Posted on: December 4, 2012
Hear This: Inner Ear Infections Can Lead to Balance and Vertigo Issues
by Dr. Lawrence Meiteles
With cold and flu season around the corner, parents have to prepare for the possibility of inner ear infections in their children. Kids are particularly susceptible to ear complications because their narrow sinus passages and still developing ear canals may not drain the excess fluid properly. Here are a few potential causes and concerns with these infections, and methods for prevention and treatment.
We tend to see more upper respiratory and sinus infections during the fall and winter months in our area. Cold and flu season spikes when people begin spending more time inside due to the colder weather. There’s no question that as respiratory and sinus infections increase, we see more inner ear infections. The infections are usually a complication from the build-up of mucus in the sinus passages. The fluid can trap bacteria, which can lead to an infection.
If we see redness and fluid building up in the eardrum, those are the signs of a bacterial infection, we’ll prescribe antibiotics. If the ear looks normal, the infection is most likely viral and we treat the symptoms with decongestants and painkillers such as ibuprofen or acetaminophen.
If the fluid persists longer than three months, we’ll consider other aspects of the child’s life: Have hearing and speech been affected? Is schooling difficult for the child due to poor hearing? In some cases we’ll insert tubes into the eardrum to assist fluid drainage.
For many patients, a short course of antibiotics and over-the-counter decongestants are effective treatments. For others though, these infections can lead to inner ear and balance problems. If the fluid remains in the ear for a period of time, it can interfere with the inner ear structures that assist balance. This condition is relatively rare, but we do see it from time to time. Usually the issues resolve themselves after treatment with antibiotics and the infection and fluid clear up, but occasionally the damage to the balance structures can be permanent.
In such cases, we bring the patient to the Balance Center for diagnostic testing and if warranted vestibular therapy to help restore balance. A customized therapy program is developed for each patient including visual exercises, such as mimicking sitting in the stands at a tennis match. The patient looks to his left and holds the head steady until he feels stable, then turns his head to the right and again holds the head steady. With this and other therapies, our goal is to retrain the balance system, reroute the neural signals, and help the brain to ignore the faulty signals from the damaged structures.

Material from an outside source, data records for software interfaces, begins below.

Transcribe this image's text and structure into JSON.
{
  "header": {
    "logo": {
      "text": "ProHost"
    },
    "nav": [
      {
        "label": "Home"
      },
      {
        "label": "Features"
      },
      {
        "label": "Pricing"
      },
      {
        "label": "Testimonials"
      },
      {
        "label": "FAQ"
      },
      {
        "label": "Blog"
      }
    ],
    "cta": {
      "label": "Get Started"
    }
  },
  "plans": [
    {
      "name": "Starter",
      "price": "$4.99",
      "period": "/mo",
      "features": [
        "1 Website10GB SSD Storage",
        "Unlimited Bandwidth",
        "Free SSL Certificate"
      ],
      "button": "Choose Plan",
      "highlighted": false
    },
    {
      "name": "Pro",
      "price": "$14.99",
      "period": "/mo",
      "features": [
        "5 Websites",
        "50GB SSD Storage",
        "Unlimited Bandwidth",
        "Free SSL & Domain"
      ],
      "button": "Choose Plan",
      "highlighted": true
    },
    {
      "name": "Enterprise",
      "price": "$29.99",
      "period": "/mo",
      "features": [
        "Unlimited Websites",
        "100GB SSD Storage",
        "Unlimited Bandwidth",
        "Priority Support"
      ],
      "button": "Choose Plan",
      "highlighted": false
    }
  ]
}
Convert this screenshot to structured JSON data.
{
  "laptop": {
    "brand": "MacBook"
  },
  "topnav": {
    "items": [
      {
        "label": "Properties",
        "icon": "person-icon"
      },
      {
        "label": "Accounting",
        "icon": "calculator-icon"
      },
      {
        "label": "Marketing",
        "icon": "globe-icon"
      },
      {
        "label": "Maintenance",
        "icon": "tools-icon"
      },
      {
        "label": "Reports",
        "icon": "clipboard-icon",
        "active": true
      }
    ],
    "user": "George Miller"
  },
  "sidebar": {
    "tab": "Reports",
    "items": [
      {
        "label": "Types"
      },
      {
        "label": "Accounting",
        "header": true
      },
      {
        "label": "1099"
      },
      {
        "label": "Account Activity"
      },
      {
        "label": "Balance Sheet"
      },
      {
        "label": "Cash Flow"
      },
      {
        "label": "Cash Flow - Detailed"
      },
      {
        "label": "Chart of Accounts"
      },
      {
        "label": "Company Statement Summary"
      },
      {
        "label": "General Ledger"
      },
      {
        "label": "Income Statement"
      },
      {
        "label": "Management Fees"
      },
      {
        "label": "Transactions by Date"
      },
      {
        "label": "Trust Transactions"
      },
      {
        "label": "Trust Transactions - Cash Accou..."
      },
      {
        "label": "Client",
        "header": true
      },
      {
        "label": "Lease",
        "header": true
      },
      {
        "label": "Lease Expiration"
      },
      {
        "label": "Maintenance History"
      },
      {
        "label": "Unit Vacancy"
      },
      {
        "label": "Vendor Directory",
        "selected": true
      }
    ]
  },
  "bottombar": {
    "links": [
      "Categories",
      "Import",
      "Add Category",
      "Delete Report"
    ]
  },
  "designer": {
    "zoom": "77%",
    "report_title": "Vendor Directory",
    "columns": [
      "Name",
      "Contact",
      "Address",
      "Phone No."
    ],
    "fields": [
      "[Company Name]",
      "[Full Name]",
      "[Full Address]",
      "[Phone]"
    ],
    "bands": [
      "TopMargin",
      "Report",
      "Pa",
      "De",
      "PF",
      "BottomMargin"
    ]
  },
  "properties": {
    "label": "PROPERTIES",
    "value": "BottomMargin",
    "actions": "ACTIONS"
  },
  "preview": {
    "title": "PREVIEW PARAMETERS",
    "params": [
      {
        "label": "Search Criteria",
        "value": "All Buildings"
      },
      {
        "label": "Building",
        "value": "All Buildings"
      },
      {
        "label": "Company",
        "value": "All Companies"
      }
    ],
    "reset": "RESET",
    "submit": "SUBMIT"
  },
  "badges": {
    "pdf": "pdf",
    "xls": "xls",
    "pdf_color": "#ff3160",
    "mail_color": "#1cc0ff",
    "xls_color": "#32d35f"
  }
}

There are several steps parents can take to help prevent ear infections: Make sure your child gets a flu shot. Encourage your children to wash their hands frequently, since hand-to-face contact is how germs are typically passed. Avoid cigarette smoke, since this leaves children more susceptible to ear infections. Try not to put your infants down with a bottle at night, research has shown that this can raise the risk of ear infections. Finally, the National Institutes of Health also recommends that children be vaccinated against pneumonia with the PCV13 vaccine. Studies indicate that vaccinated children are not only protected against pneumonia but that they get far fewer ear infections than children who don’t get the vaccine.
Editor’s Note: Dr. Lawrence Meiteles is a board-certified otolaryngologist and the Medical Director of Northern Westchester Hospital’s Balance Center at Chappaqua Crossing
The Balance Center at Northern Westchester Hospital helps patients of all ages who struggle with vertigo and imbalance. Some cases are easy to resolve while others can take extensive therapy. Vertigo can be a very disabling symptom, though we know that many of the therapies we use can be effective in restoring balance.